Task directions:
Set the records down again in full, exactly as they are, apart from the images.

Supplied information:

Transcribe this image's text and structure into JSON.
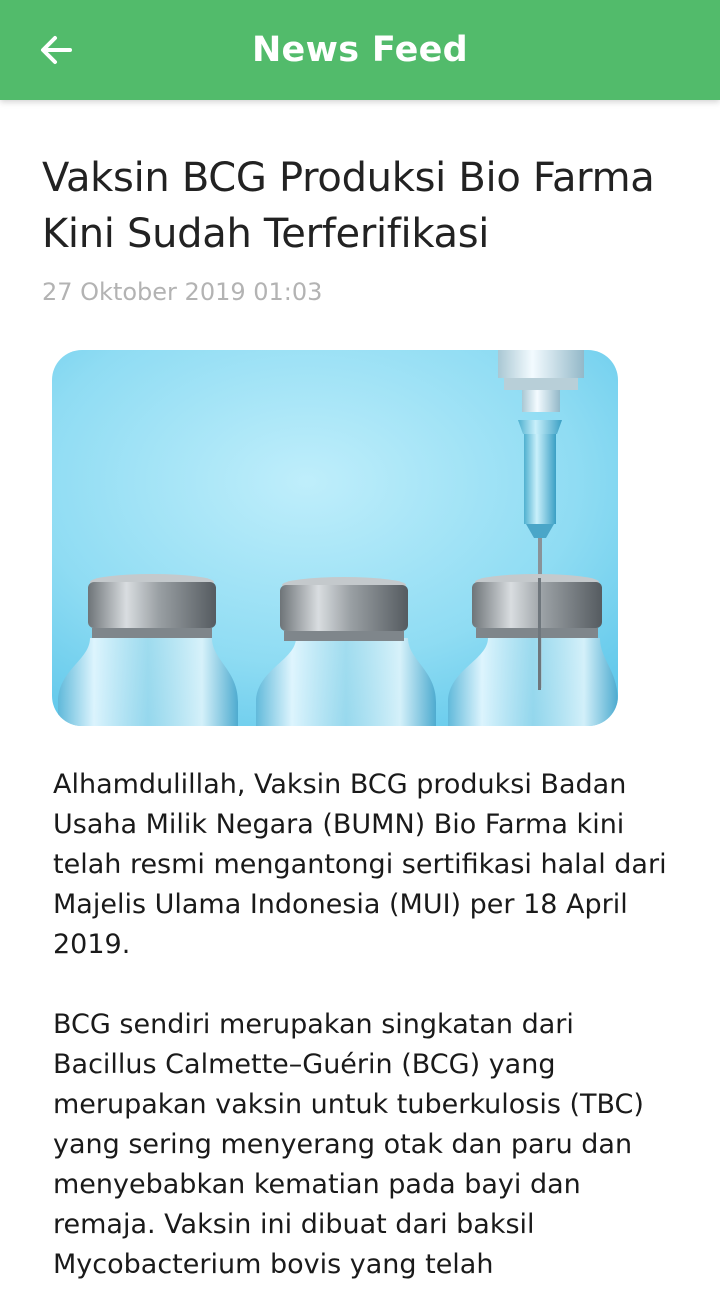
{
  "appbar": {
    "title": "News Feed",
    "back_icon": "arrow-left-icon",
    "background_color": "#52bb6b"
  },
  "article": {
    "title": "Vaksin BCG Produksi Bio Farma Kini Sudah Terferifikasi",
    "date": "27 Oktober 2019 01:03",
    "image_icon": "vaccine-vials-photo",
    "paragraphs": [
      "Alhamdulillah, Vaksin BCG produksi Badan Usaha Milik Negara (BUMN) Bio Farma kini telah resmi mengantongi sertifikasi halal dari Majelis Ulama Indonesia (MUI) per 18 April 2019.",
      "BCG sendiri merupakan singkatan dari Bacillus Calmette–Guérin (BCG) yang merupakan vaksin untuk tuberkulosis (TBC) yang sering menyerang otak dan paru dan menyebabkan kematian pada bayi dan remaja. Vaksin ini dibuat dari baksil Mycobacterium bovis yang telah"
    ]
  }
}
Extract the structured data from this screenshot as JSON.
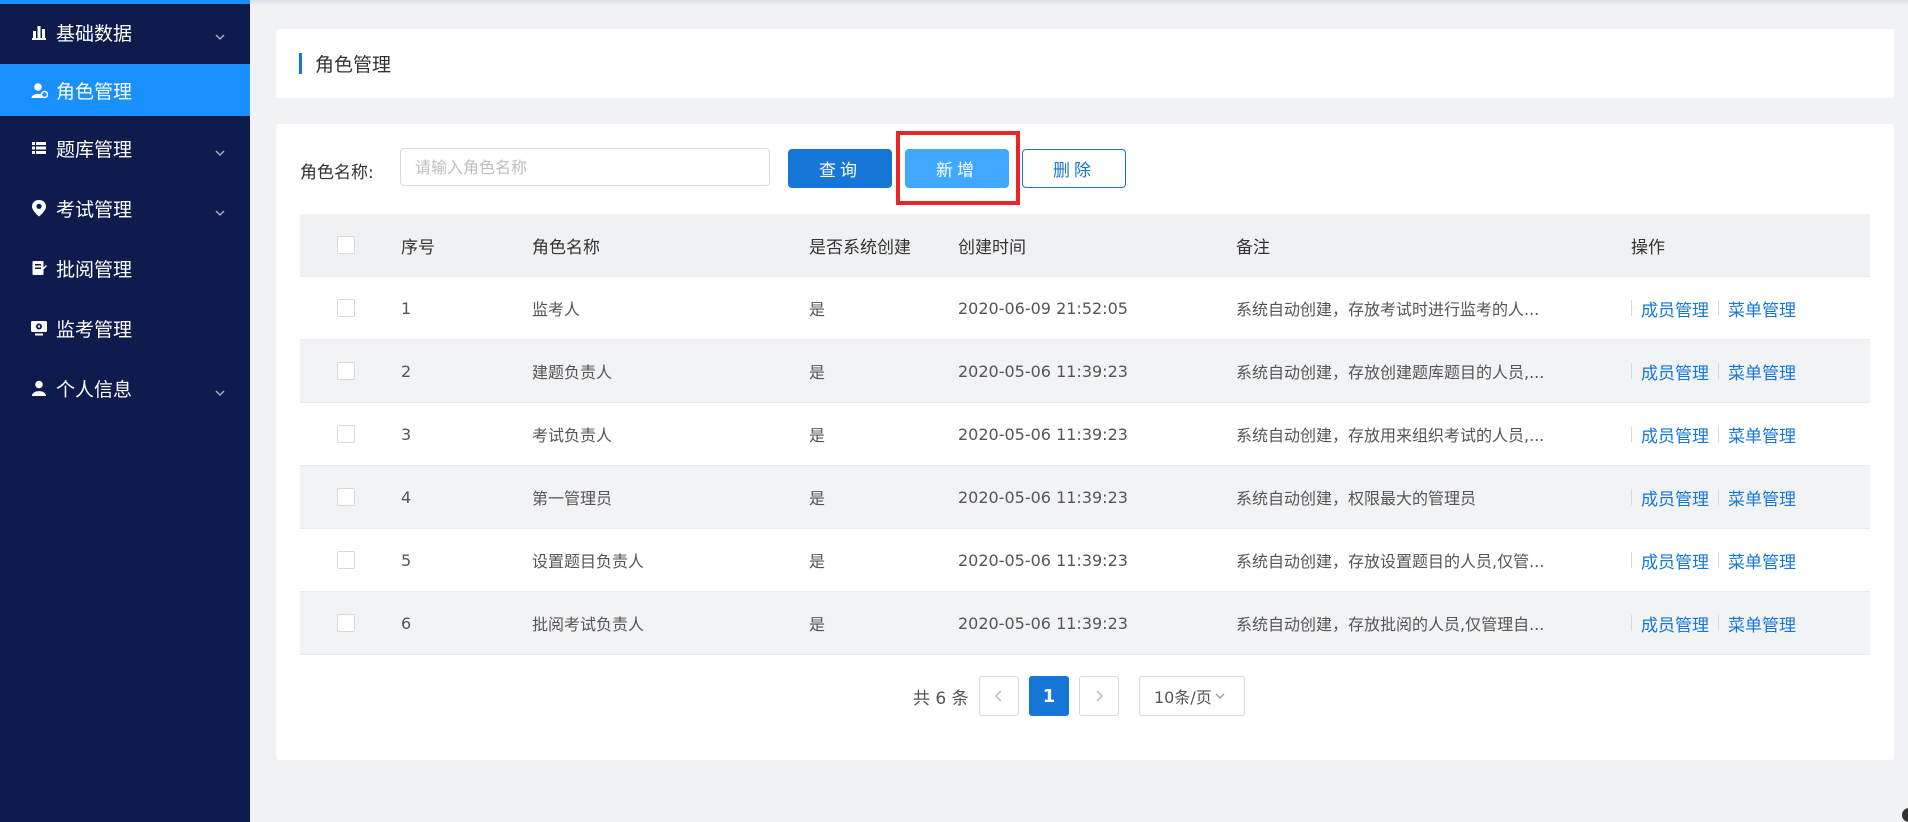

Answer to the problem:
Transcribe this image's text and structure into JSON.
{
  "appbar": {
    "title": "News Feed",
    "back_icon": "arrow-left-icon",
    "background_color": "#52bb6b"
  },
  "article": {
    "title": "Vaksin BCG Produksi Bio Farma Kini Sudah Terferifikasi",
    "date": "27 Oktober 2019 01:03",
    "image_icon": "vaccine-vials-photo",
    "paragraphs": [
      "Alhamdulillah, Vaksin BCG produksi Badan Usaha Milik Negara (BUMN) Bio Farma kini telah resmi mengantongi sertifikasi halal dari Majelis Ulama Indonesia (MUI) per 18 April 2019.",
      "BCG sendiri merupakan singkatan dari Bacillus Calmette–Guérin (BCG) yang merupakan vaksin untuk tuberkulosis (TBC) yang sering menyerang otak dan paru dan menyebabkan kematian pada bayi dan remaja. Vaksin ini dibuat dari baksil Mycobacterium bovis yang telah"
    ]
  }
}
Extract the structured data from this screenshot as JSON.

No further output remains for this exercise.